Before working in IP, he had nearly a decade of experience in finding use cases for near-term quantum devices. He received a PhD in Physics from Louisiana State University in 2016, having developed improved methods for quantum metrology that use readily available optical photonics systems and contributing to the theory of Boson Sampling, the first-ever proposal for quantum supremacy. Subsequently, Jonny worked as a postdoctoral fellow at Harvard University in the Aspuru-Guzik group where he developed two NISQ quantum algorithms – the quantum autoencoder and quantum variational error corrector. Since moving full-time to Zapata in early 2018, he has developed other variational algorithms including compressed unsupervised state preparation (CUSP) algorithm for improving quantum circuit compilation, the variational quantum factoring (VQF) algorithm for factoring on a NISQ quantum computer, a proposal for a quantum optical neural network (QONN) architecture, and variational quantum unsampling (VQU). He has recently become registered to practice before the US Patent and Trademark Office.
I have always enjoyed thinking about ideas and phenomena that are counter-intuitive, and how we can transform our thinking so that those ideas become intuitive. Quantum physics is renowned (or maybe infamous) for its counter-intuitive concepts, which largely come from the notion that we do not interact with a quantum world on a regular basis. I hope to someday bring enough understanding to quantum that we will no longer see it in this way!
My first-ever experience with quantum was in cryptography and Shor’s algorithm. I’m looking forward to when we cannot imagine modern information security without quantum technology.
I have an exceptional ability to empathize with the way and the why most people think the way they do. I’m also pretty good at defusing tense situations. I should probably have been a diplomat…

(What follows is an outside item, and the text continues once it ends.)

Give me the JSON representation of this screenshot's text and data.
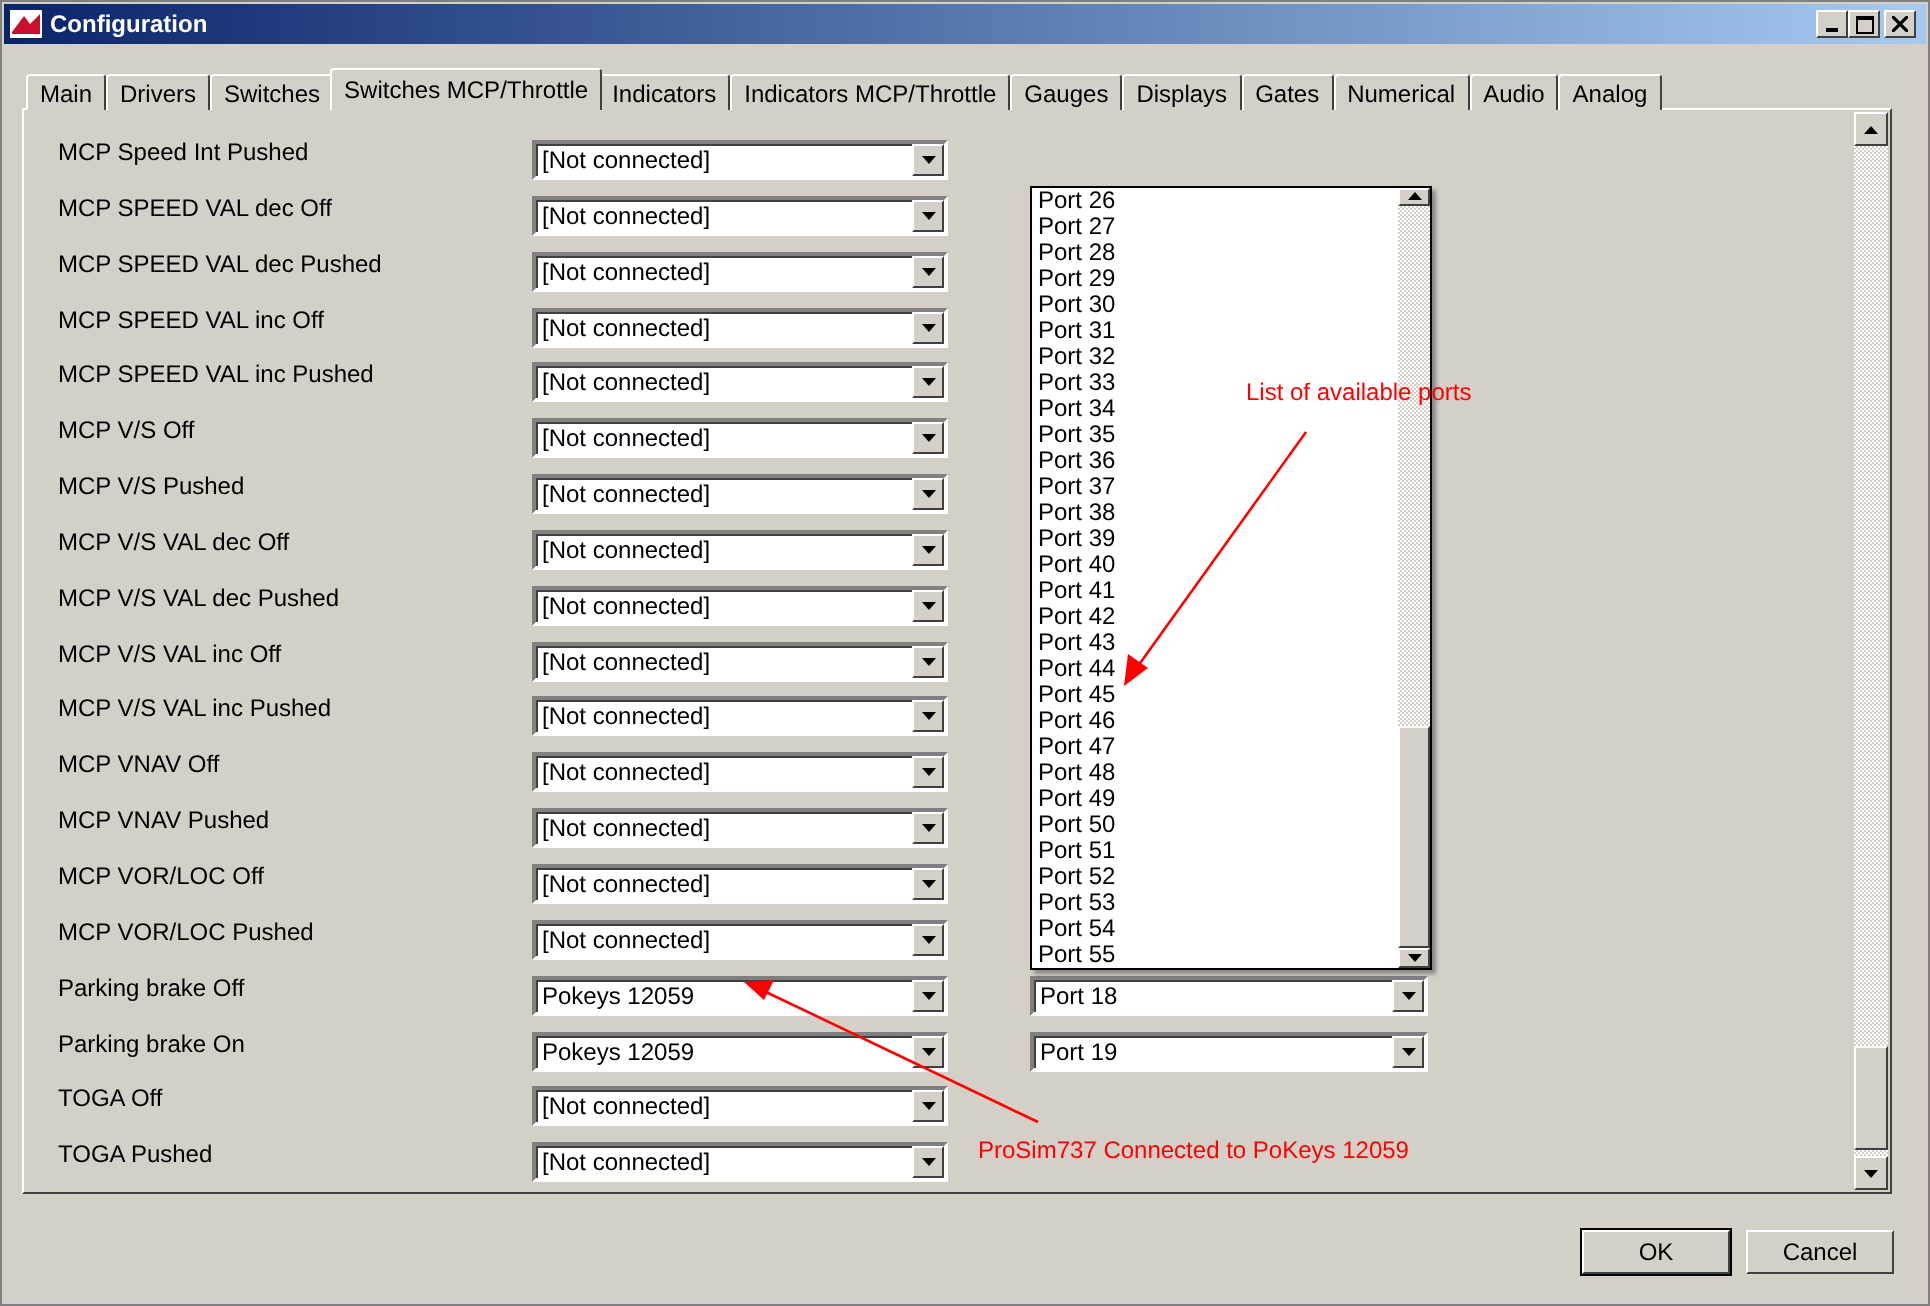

“Never Split the Difference” (which might be better stated “never simply split the difference”)